with Karen Floyd, Sandys said ‘The space is not nothing, but nothing is as something as the outer part…. It’s just the space. But you notice it, and you read the space. So, that became more or less one of my signature ways of making sculpture and maybe painting too.’ She employs this technique here in her lithograph, leaving the circus performers as white space, suspended over a busy and densely coloured crowd.
Date of work
Original: Lithograph on paper 72.1 x 54.6 cm Tate. Presented by Curwen Studio through the Institute of Contemporary Prints 1975 © Edwina Sandys

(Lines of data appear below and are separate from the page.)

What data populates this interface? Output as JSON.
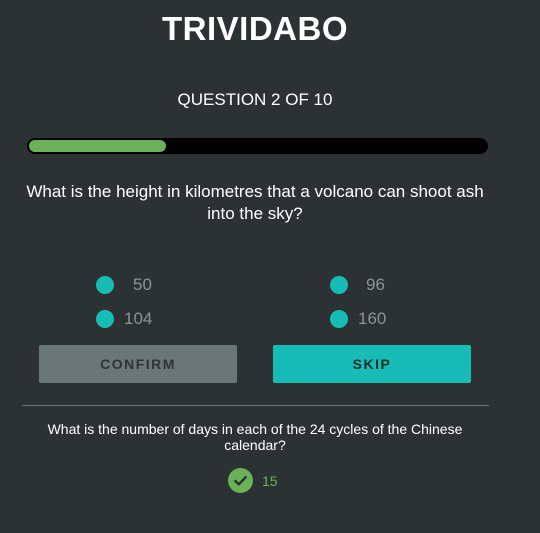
{
  "app": {
    "title": "TRIVIDABO"
  },
  "quiz": {
    "counter": "QUESTION 2 OF 10",
    "progress_fraction": 0.3,
    "question": "What is the height in kilometres that a volcano can shoot ash into the sky?",
    "answers": [
      {
        "label": "50"
      },
      {
        "label": "96"
      },
      {
        "label": "104"
      },
      {
        "label": "160"
      }
    ],
    "confirm_label": "CONFIRM",
    "skip_label": "SKIP"
  },
  "previous": {
    "question": "What is the number of days in each of the 24 cycles of the Chinese calendar?",
    "answer": "15",
    "status_icon": "check-circle-icon"
  },
  "colors": {
    "background": "#2c3233",
    "accent_teal": "#18bcb6",
    "progress_green": "#6ab15a",
    "confirm_disabled": "#6b7677"
  }
}
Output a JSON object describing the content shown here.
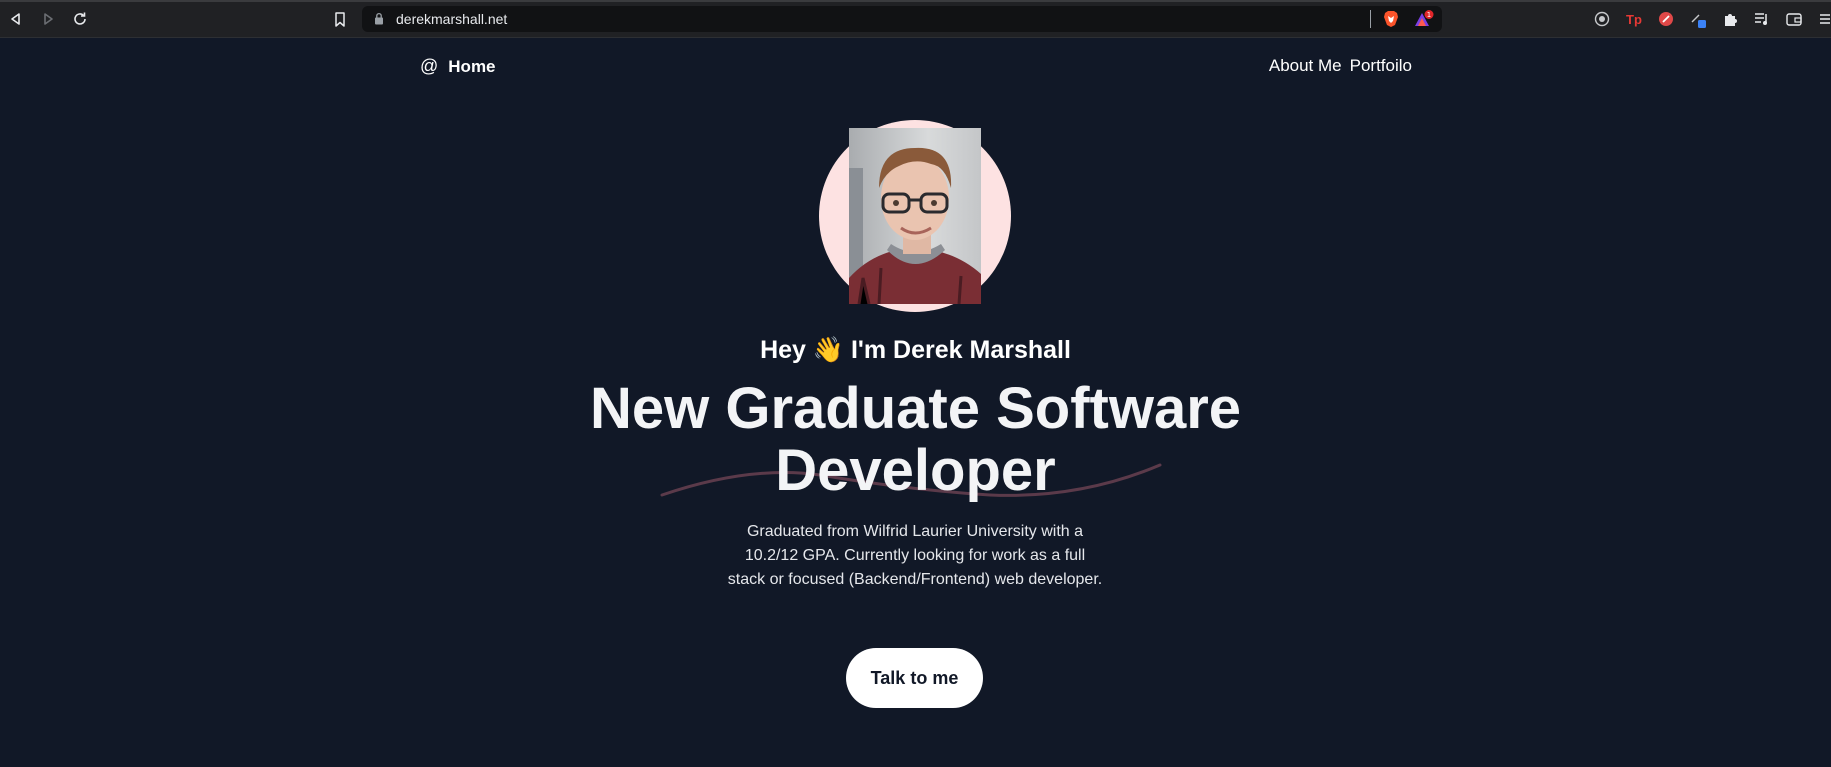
{
  "browser": {
    "url": "derekmarshall.net",
    "reward_badge": "1"
  },
  "nav": {
    "brand_icon": "@",
    "brand_label": "Home",
    "links": [
      "About Me",
      "Portfoilo"
    ]
  },
  "hero": {
    "greeting_before": "Hey",
    "greeting_after": "I'm Derek Marshall",
    "wave_emoji": "👋",
    "title_line1": "New Graduate Software",
    "title_line2": "Developer",
    "description": "Graduated from Wilfrid Laurier University with a 10.2/12 GPA. Currently looking for work as a full stack or focused (Backend/Frontend) web developer.",
    "cta_label": "Talk to me"
  },
  "colors": {
    "background": "#111827",
    "avatar_ring": "#fde2e2",
    "swoosh": "#5b3a4a"
  }
}
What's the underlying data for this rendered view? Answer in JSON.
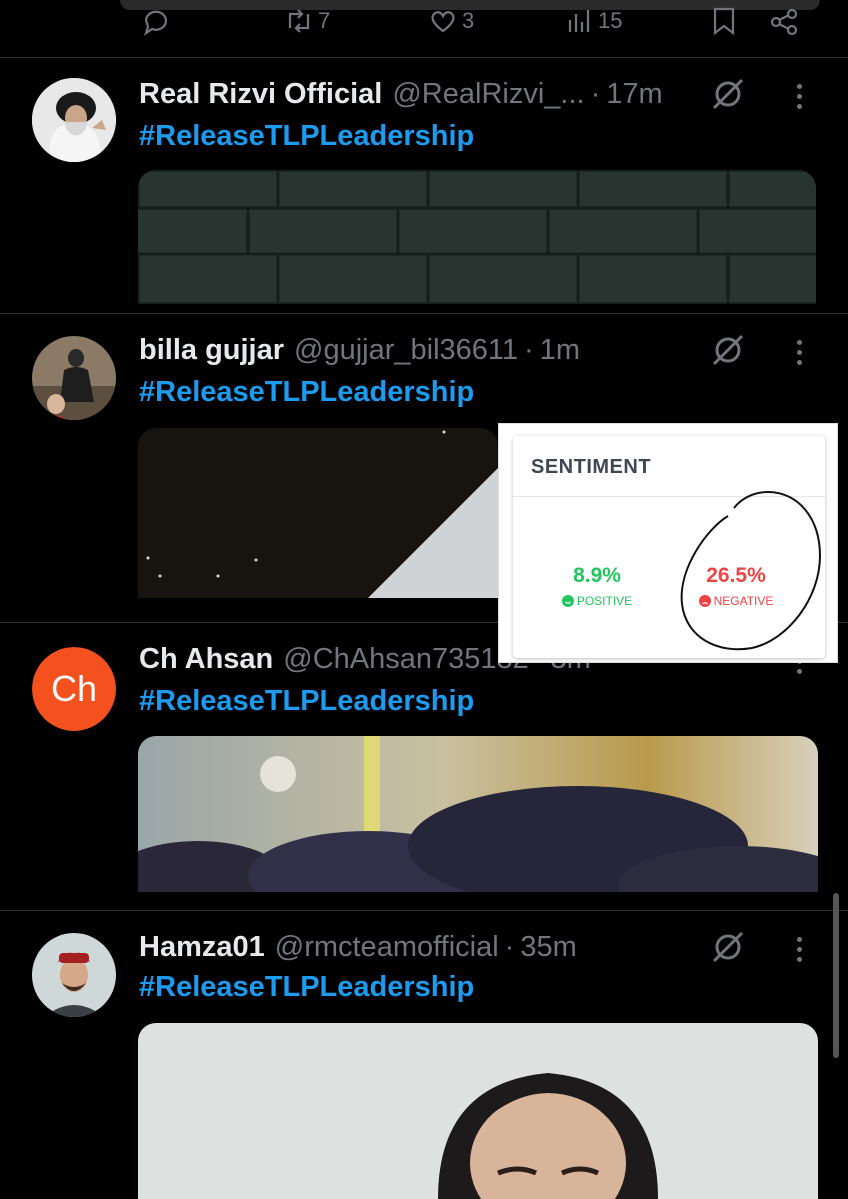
{
  "action_bar": {
    "retweets": "7",
    "likes": "3",
    "views": "15"
  },
  "tweets": [
    {
      "name": "Real Rizvi Official",
      "handle": "@RealRizvi_...",
      "separator": "·",
      "time": "17m",
      "hashtag": "#ReleaseTLPLeadership"
    },
    {
      "name": "billa gujjar",
      "handle": "@gujjar_bil36611",
      "separator": "·",
      "time": "1m",
      "hashtag": "#ReleaseTLPLeadership"
    },
    {
      "name": "Ch Ahsan",
      "handle": "@ChAhsan735182",
      "separator": "·",
      "time": "3m",
      "hashtag": "#ReleaseTLPLeadership",
      "avatar_initials": "Ch",
      "avatar_color": "#f4511e"
    },
    {
      "name": "Hamza01",
      "handle": "@rmcteamofficial",
      "separator": "·",
      "time": "35m",
      "hashtag": "#ReleaseTLPLeadership"
    }
  ],
  "sentiment": {
    "title": "SENTIMENT",
    "positive_value": "8.9%",
    "positive_label": "POSITIVE",
    "negative_value": "26.5%",
    "negative_label": "NEGATIVE"
  },
  "colors": {
    "background": "#000000",
    "hashtag": "#1d9bf0",
    "muted": "#71767b",
    "positive": "#22c55e",
    "negative": "#ef4444"
  }
}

Edwina Sandys (born 1938) is a New York based British artist and sculptor. Sandys’ parents were aristocratic (her father was a Baron and her mother the daughter of Winston Churchill), and was a debutante herself. She had a career as a newspaper columnist and novelist before becoming an artist in 1970. At first a successful painter, she turned her attention to sculpture in the mid-1970s, and has exhibited her work internationally. In 1984 she was awarded an MBE in the New Years Honours for services to British cultural interests in New York.